» **The problem**
What lines in the data below mention the string "your"? Copy them out.

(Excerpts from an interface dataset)
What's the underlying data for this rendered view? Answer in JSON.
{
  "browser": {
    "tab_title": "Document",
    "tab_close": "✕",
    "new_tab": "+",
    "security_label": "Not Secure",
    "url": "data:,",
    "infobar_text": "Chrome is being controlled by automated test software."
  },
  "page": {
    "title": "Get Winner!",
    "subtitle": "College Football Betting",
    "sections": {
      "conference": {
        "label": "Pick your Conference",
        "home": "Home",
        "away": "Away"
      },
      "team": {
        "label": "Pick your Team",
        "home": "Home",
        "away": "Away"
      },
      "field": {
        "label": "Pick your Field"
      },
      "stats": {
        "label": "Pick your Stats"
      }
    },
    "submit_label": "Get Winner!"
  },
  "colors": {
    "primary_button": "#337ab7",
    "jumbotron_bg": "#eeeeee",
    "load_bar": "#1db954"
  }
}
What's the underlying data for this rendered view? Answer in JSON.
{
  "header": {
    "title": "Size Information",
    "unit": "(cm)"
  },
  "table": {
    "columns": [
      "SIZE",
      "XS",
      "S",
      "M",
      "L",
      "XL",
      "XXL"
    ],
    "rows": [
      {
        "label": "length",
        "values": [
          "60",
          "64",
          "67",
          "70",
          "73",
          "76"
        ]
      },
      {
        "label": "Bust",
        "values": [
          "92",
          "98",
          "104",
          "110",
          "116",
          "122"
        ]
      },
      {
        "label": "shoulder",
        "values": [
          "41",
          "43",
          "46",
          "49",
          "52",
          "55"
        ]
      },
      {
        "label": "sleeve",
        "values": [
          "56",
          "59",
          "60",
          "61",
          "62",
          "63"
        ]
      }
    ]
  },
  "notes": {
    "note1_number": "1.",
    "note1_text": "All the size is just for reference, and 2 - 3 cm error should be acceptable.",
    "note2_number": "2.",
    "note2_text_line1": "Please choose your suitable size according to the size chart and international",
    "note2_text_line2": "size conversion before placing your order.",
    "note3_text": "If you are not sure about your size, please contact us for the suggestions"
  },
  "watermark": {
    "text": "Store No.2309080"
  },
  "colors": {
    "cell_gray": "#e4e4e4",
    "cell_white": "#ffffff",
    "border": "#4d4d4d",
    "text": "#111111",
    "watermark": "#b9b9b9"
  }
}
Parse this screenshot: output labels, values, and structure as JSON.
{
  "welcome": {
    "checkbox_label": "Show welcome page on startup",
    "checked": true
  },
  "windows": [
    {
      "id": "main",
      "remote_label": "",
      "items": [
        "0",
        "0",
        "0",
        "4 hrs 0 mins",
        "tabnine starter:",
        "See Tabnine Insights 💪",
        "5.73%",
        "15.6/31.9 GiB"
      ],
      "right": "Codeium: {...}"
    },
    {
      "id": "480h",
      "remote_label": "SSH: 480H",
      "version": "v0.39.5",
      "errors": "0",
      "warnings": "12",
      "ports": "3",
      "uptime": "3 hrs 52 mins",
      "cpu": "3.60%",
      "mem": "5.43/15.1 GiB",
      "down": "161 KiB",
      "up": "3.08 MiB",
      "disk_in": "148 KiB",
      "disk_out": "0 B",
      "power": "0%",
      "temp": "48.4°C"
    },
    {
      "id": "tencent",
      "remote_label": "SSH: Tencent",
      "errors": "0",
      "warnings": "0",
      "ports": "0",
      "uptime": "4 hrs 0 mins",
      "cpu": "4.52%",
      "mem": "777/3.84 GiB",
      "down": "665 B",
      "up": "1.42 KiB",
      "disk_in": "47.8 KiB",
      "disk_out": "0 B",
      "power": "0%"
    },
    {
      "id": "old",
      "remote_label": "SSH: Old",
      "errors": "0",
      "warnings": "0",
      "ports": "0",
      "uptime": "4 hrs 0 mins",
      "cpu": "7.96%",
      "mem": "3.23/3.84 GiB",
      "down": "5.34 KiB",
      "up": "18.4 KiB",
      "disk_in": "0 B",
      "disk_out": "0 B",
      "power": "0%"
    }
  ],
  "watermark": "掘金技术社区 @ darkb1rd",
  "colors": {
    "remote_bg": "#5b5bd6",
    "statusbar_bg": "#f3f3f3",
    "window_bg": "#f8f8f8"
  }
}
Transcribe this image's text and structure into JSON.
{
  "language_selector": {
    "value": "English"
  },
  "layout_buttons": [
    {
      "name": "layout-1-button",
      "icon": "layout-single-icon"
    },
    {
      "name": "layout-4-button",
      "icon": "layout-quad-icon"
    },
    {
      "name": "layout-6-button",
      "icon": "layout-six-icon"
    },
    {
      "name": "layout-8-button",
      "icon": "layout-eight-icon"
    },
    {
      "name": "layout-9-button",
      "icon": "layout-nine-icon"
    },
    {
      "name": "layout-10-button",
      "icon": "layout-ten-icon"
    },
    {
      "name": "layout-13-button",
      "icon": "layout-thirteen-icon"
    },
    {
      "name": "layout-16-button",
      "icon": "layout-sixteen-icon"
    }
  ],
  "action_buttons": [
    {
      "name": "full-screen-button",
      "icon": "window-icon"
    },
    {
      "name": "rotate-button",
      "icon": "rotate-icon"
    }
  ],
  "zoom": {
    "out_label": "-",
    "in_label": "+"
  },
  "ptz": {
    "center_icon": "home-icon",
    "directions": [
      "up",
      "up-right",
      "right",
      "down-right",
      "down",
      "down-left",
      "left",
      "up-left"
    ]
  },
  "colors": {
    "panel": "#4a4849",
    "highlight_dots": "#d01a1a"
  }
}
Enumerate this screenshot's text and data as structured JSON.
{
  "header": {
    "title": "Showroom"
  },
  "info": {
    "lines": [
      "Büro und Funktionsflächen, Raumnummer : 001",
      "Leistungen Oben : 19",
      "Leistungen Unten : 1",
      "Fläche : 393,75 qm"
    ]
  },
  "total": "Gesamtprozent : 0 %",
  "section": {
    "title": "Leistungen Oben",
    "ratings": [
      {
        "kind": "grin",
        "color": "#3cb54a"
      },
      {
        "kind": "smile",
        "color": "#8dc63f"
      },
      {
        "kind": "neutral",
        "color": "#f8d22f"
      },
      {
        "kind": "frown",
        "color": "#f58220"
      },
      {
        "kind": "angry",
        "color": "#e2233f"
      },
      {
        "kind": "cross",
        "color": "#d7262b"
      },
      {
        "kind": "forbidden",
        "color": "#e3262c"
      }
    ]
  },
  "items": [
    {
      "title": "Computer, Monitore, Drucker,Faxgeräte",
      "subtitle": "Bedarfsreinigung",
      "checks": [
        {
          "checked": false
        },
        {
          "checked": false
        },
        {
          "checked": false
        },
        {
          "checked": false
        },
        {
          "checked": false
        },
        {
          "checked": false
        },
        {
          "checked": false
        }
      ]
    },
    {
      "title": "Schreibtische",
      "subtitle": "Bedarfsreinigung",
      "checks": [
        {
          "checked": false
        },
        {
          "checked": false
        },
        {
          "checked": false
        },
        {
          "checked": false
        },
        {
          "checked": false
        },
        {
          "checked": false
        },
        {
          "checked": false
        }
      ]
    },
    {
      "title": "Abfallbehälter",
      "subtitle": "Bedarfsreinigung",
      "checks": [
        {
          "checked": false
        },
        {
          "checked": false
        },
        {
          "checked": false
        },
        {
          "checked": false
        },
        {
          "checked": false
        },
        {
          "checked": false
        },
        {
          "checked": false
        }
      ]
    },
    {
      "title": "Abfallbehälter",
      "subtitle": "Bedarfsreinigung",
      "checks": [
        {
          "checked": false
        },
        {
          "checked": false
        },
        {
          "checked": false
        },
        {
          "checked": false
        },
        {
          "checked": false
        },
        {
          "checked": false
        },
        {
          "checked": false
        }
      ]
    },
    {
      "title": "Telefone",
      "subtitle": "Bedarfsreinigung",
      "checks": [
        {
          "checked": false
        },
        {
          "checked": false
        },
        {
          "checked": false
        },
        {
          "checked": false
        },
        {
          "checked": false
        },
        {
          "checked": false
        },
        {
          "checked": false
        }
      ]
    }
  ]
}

» **Answer space**
        "label": "Pick your Conference",
        "label": "Pick your Team",
        "label": "Pick your Field"
        "label": "Pick your Stats"
    "note2_text_line1": "Please choose your suitable size according to the size chart and international",
    "note2_text_line2": "size conversion before placing your order.",
    "note3_text": "If you are not sure about your size, please contact us for the suggestions"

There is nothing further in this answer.